Instead, the company is closing the emergency room at the Medical Center Jewish Northeast, located off Old Henry Road in Louisville near the Gene Snyder Freeway.

Effective April 1 at 7 a.m., Jewish Northeast will offer services from 7 a.m. to 5 p.m. Monday through Friday, and is recommending those with emergency needs be directed to Norton Brownsboro Hospital, Jewish East Medical Center and Jewish Hospital Shelbyville.

According to a release, MCJNE representatives have contacted officials responsible for emergency transport and public safety about the planned closure of the emergency room. Additionally, MCJNE will conduct a community outreach effort to notify area residents and former patients about the closure and provide information about nearby 24/7 emergency care through advertising, signage, and direct mail.

Barbara Mackovic, senior manager of media relations, said that more details of the layoffs and other changes could be released as early as today as KentuckyOne Health addresses a nearly $220 million deficit.

The system was formed in 2012 when Jewish Hospital and St. Mary’s HealthCare of Louisville and Lexington’s St. Joseph Health System merged under the umbrella of Catholic Health Initiatives (CHI). The system includes hospitals through the Louisville and Lexington areas and is in partnership with the University of Louisville Hospital.

Sources confirmed earlier this week that JHS had undergone a round of layoffs as part of the cost-cutting. Mackovic offered no specific details about those cuts.

But one doctor said some of the changes he has seen, specifically with the Wound Healing Center, are a detriment to the work being done in the health-care community.

“This is a travesty of medical care,” said Dr. Rod McMillin, the president and CEO of Louisville Wound Care Associates. “This is just another example of corporate America screwing the little guy under the guise of deficits. It’s just not right to offer a service one day and then take it away the next.”

McMillin said he is not only upset with KentuckyOne Health’s decision to cut staff system-wide  but even more so with the devil-may-care attitude with which it’s being done.

With the closing of the Wound Healing Center in Shelbyville, McMillin said, three full-time nurse and receptionist along with a part-time nurse have been let go.

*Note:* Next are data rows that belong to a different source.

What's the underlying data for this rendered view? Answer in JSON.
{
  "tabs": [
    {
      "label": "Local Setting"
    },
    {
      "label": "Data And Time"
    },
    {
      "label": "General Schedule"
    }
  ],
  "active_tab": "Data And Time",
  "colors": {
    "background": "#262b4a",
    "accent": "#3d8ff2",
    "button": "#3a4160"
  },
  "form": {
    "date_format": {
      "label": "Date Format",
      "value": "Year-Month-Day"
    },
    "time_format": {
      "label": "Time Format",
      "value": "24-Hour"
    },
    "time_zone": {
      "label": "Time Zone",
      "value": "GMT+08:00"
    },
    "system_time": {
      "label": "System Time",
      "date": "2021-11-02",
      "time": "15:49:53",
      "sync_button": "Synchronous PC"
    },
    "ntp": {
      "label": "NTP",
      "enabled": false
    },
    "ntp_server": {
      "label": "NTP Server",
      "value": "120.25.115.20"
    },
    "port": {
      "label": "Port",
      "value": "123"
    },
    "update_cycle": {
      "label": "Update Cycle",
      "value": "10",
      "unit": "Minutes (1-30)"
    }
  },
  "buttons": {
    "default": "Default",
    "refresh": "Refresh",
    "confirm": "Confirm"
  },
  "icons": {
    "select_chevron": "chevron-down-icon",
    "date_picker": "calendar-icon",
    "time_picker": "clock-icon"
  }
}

“They’re closing the doors on March 7. Now I have two clinics [days] to tell all my patients that they’ll have to go somewhere else,” he said. “The worst thing is, if this happened in Louisville, if they closed my St. Matthews office, I could just have the patients go to Norton Hospital, which is like five miles away.

“But in Shelbyville there isn’t anywhere else to go. The closest place to go is Frankfort. But still that’s about twenty miles. After that, the next closest place is Brownsboro Crossing, and that’s more than twenty-five miles.”

McMillin said he plans to discuss these issues with a lawyer to help his less-fortunate patients with a class-action lawsuit, if it’s possible.

Mackovic said she could not discuss specifics about changes in Shelbyville.

But McMillin said he has spoken with CEO Michael Collins.

“He told me they had not made any provisions for patients to go somewhere else, and that it would be fine to tell them to go to a Norton’s [Hospital] location,” McMillin said. “How many times have you heard a business tell someone to go to a competitor? That sounds like they just don’t care to me.”

McMillin said he believes more than 20 people were let go in Shelbyville, and this could just be the beginning.

“I know there are other doctors that are worried about the patients have the proper care there after surgery and if they’ll be able to do surgery there now,” he said. “The only thing I’ve heard is that they may be trying to change it to an outpatient facility.”

That would fit with the transition the hospital is making by changing the critical care unit into a transitional care unit, which would stabilize patients to transfer them to other facilities instead of having care done at JHS.

“In a letter I received from Collins it says they’re cutting services, but that the facility’s main focus is still patient care,” McMillin said.

“What a joke. From the looks of these cuts and the way there’re handling it, I’d say the last thing they’re focused on is patient care.”